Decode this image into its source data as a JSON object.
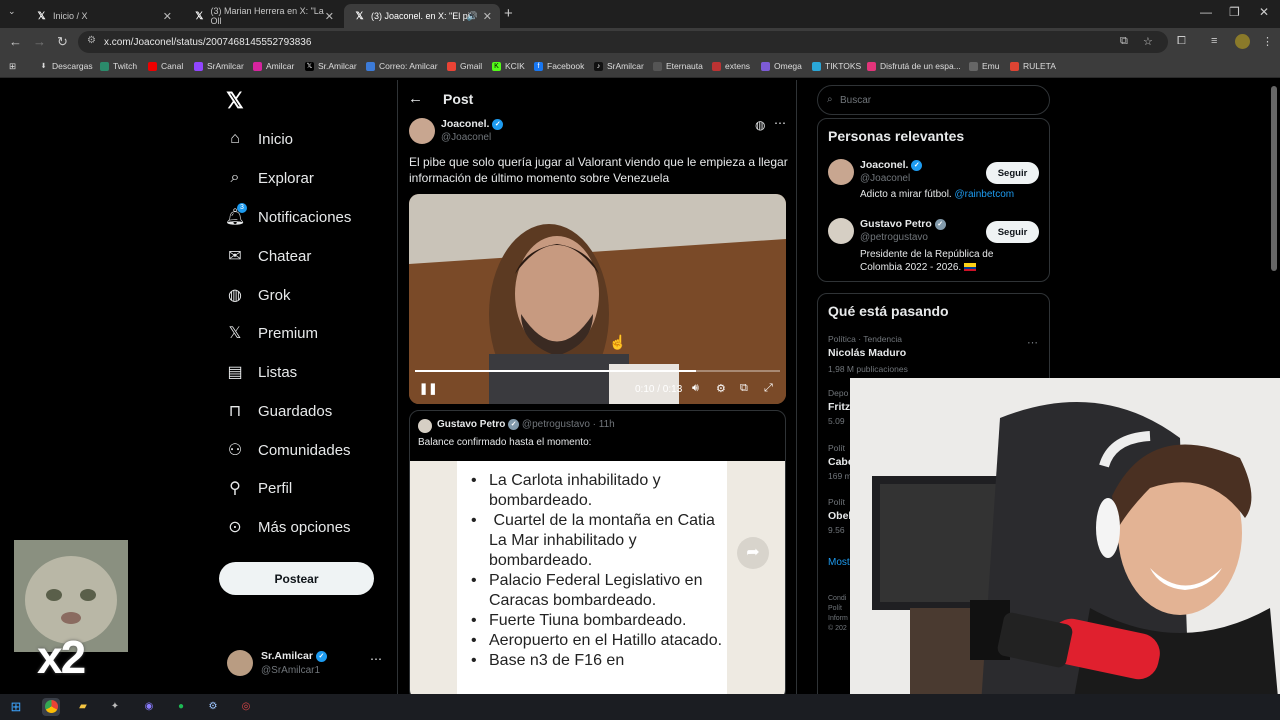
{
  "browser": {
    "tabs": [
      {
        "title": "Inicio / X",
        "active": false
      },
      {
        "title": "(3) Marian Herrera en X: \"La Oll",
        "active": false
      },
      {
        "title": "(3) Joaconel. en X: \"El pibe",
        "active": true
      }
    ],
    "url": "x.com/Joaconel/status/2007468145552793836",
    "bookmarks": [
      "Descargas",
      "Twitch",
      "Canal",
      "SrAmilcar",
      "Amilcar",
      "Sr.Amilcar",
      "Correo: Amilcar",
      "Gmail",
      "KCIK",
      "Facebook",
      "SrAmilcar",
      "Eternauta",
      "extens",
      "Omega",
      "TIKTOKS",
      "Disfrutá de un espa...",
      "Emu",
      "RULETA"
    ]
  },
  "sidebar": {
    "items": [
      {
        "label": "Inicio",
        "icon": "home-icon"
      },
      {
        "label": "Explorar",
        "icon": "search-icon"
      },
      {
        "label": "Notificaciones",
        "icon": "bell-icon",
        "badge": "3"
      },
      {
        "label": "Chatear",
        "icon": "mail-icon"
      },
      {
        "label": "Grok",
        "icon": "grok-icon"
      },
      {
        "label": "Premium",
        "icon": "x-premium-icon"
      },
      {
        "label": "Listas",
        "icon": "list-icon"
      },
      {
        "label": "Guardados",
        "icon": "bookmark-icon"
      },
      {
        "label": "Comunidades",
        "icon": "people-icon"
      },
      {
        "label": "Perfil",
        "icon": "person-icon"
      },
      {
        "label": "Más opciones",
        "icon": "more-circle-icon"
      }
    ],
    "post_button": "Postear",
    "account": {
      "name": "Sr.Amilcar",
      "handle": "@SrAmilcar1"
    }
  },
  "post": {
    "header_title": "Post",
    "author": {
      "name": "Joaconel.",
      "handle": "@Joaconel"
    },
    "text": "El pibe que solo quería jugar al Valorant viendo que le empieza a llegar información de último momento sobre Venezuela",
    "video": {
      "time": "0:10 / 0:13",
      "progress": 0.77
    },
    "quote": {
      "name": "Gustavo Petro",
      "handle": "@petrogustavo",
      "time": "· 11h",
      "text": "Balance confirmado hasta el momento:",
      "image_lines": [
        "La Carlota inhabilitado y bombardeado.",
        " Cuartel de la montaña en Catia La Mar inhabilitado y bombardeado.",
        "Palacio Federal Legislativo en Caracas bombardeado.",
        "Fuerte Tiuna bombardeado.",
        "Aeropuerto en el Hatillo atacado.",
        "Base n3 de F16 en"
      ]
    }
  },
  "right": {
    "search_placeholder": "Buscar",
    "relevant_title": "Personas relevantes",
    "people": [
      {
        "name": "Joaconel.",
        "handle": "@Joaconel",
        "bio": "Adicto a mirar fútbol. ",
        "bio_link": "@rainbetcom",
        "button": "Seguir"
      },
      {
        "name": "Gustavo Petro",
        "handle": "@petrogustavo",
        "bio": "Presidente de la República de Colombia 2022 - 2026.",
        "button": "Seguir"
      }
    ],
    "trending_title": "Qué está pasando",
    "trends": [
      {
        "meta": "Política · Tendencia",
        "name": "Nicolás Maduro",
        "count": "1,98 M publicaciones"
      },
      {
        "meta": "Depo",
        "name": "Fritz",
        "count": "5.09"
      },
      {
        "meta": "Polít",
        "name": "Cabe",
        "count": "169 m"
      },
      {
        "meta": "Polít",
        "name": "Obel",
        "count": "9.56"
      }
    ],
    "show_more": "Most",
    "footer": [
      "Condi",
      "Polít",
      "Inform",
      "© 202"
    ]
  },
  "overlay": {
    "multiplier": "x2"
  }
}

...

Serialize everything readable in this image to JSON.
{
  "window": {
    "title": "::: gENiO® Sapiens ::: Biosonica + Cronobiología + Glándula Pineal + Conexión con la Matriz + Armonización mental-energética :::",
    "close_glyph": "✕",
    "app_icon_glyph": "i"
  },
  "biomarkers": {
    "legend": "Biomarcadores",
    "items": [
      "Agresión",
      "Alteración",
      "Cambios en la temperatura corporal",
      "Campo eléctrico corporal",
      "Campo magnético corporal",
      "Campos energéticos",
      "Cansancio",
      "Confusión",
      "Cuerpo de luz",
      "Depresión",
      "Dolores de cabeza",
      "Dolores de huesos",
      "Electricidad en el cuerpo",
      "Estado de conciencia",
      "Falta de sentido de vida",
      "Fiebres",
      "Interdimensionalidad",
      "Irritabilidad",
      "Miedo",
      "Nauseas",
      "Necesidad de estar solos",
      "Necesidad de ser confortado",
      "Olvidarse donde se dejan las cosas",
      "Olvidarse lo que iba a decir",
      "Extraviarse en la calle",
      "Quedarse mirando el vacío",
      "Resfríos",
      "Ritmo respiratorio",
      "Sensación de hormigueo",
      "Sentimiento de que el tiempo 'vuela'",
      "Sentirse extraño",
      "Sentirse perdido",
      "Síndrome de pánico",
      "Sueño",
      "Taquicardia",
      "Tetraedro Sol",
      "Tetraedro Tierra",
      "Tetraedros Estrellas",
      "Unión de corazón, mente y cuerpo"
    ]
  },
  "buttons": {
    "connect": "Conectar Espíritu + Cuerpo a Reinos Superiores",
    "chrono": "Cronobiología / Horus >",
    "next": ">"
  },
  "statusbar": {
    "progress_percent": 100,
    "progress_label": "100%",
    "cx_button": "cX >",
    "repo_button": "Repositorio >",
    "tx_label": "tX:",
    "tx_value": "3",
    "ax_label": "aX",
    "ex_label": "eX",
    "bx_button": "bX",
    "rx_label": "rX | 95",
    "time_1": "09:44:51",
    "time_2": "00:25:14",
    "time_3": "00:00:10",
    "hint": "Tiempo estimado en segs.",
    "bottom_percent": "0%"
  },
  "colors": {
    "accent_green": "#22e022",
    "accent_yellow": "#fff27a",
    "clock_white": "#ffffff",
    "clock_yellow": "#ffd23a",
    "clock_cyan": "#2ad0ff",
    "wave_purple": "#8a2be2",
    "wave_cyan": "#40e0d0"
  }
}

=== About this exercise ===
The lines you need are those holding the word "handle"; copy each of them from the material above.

=== Output of the task ===
      "handle": "@SrAmilcar1"
      "handle": "@Joaconel"
      "handle": "@petrogustavo",
        "handle": "@Joaconel",
        "handle": "@petrogustavo",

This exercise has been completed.